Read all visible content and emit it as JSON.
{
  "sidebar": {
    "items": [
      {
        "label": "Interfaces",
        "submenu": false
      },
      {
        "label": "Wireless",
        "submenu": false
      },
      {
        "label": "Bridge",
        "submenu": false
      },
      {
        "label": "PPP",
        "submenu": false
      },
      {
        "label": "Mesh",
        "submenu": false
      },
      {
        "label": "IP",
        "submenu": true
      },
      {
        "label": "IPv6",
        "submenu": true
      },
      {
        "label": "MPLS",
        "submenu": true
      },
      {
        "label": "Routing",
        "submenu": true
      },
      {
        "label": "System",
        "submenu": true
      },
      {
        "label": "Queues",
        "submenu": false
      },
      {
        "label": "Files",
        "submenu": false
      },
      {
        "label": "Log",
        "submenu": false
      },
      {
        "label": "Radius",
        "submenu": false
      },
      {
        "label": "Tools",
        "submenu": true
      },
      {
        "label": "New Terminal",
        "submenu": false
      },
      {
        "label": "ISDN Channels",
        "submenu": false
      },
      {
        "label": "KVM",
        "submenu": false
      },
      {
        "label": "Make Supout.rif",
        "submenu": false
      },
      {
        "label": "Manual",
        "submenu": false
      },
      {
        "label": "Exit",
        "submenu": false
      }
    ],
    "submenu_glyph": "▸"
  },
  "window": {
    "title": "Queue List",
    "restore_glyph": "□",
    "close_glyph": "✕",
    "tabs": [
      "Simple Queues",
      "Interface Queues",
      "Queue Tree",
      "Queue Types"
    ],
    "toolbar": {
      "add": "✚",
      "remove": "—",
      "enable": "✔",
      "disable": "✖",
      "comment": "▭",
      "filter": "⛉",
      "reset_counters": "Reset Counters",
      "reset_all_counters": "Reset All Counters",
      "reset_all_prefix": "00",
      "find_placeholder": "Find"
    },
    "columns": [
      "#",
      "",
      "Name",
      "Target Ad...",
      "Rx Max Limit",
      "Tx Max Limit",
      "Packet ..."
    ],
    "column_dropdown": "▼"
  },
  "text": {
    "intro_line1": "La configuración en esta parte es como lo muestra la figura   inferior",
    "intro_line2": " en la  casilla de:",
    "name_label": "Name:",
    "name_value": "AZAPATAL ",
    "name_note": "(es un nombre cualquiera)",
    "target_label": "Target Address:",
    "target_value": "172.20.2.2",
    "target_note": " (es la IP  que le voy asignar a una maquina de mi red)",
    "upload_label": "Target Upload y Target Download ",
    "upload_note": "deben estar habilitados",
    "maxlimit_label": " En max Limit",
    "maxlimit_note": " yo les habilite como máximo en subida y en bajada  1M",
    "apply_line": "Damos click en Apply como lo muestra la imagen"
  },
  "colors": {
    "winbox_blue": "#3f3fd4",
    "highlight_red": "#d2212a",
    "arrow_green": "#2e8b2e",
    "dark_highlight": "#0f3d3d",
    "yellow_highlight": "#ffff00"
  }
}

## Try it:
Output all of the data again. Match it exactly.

## Result for this exercise:
Read all visible content and emit it as JSON.
{
  "sidebar": {
    "items": [
      {
        "label": "Interfaces",
        "submenu": false
      },
      {
        "label": "Wireless",
        "submenu": false
      },
      {
        "label": "Bridge",
        "submenu": false
      },
      {
        "label": "PPP",
        "submenu": false
      },
      {
        "label": "Mesh",
        "submenu": false
      },
      {
        "label": "IP",
        "submenu": true
      },
      {
        "label": "IPv6",
        "submenu": true
      },
      {
        "label": "MPLS",
        "submenu": true
      },
      {
        "label": "Routing",
        "submenu": true
      },
      {
        "label": "System",
        "submenu": true
      },
      {
        "label": "Queues",
        "submenu": false
      },
      {
        "label": "Files",
        "submenu": false
      },
      {
        "label": "Log",
        "submenu": false
      },
      {
        "label": "Radius",
        "submenu": false
      },
      {
        "label": "Tools",
        "submenu": true
      },
      {
        "label": "New Terminal",
        "submenu": false
      },
      {
        "label": "ISDN Channels",
        "submenu": false
      },
      {
        "label": "KVM",
        "submenu": false
      },
      {
        "label": "Make Supout.rif",
        "submenu": false
      },
      {
        "label": "Manual",
        "submenu": false
      },
      {
        "label": "Exit",
        "submenu": false
      }
    ],
    "submenu_glyph": "▸"
  },
  "window": {
    "title": "Queue List",
    "restore_glyph": "□",
    "close_glyph": "✕",
    "tabs": [
      "Simple Queues",
      "Interface Queues",
      "Queue Tree",
      "Queue Types"
    ],
    "toolbar": {
      "add": "✚",
      "remove": "—",
      "enable": "✔",
      "disable": "✖",
      "comment": "▭",
      "filter": "⛉",
      "reset_counters": "Reset Counters",
      "reset_all_counters": "Reset All Counters",
      "reset_all_prefix": "00",
      "find_placeholder": "Find"
    },
    "columns": [
      "#",
      "",
      "Name",
      "Target Ad...",
      "Rx Max Limit",
      "Tx Max Limit",
      "Packet ..."
    ],
    "column_dropdown": "▼"
  },
  "text": {
    "intro_line1": "La configuración en esta parte es como lo muestra la figura   inferior",
    "intro_line2": " en la  casilla de:",
    "name_label": "Name:",
    "name_value": "AZAPATAL ",
    "name_note": "(es un nombre cualquiera)",
    "target_label": "Target Address:",
    "target_value": "172.20.2.2",
    "target_note": " (es la IP  que le voy asignar a una maquina de mi red)",
    "upload_label": "Target Upload y Target Download ",
    "upload_note": "deben estar habilitados",
    "maxlimit_label": " En max Limit",
    "maxlimit_note": " yo les habilite como máximo en subida y en bajada  1M",
    "apply_line": "Damos click en Apply como lo muestra la imagen"
  },
  "colors": {
    "winbox_blue": "#3f3fd4",
    "highlight_red": "#d2212a",
    "arrow_green": "#2e8b2e",
    "dark_highlight": "#0f3d3d",
    "yellow_highlight": "#ffff00"
  }
}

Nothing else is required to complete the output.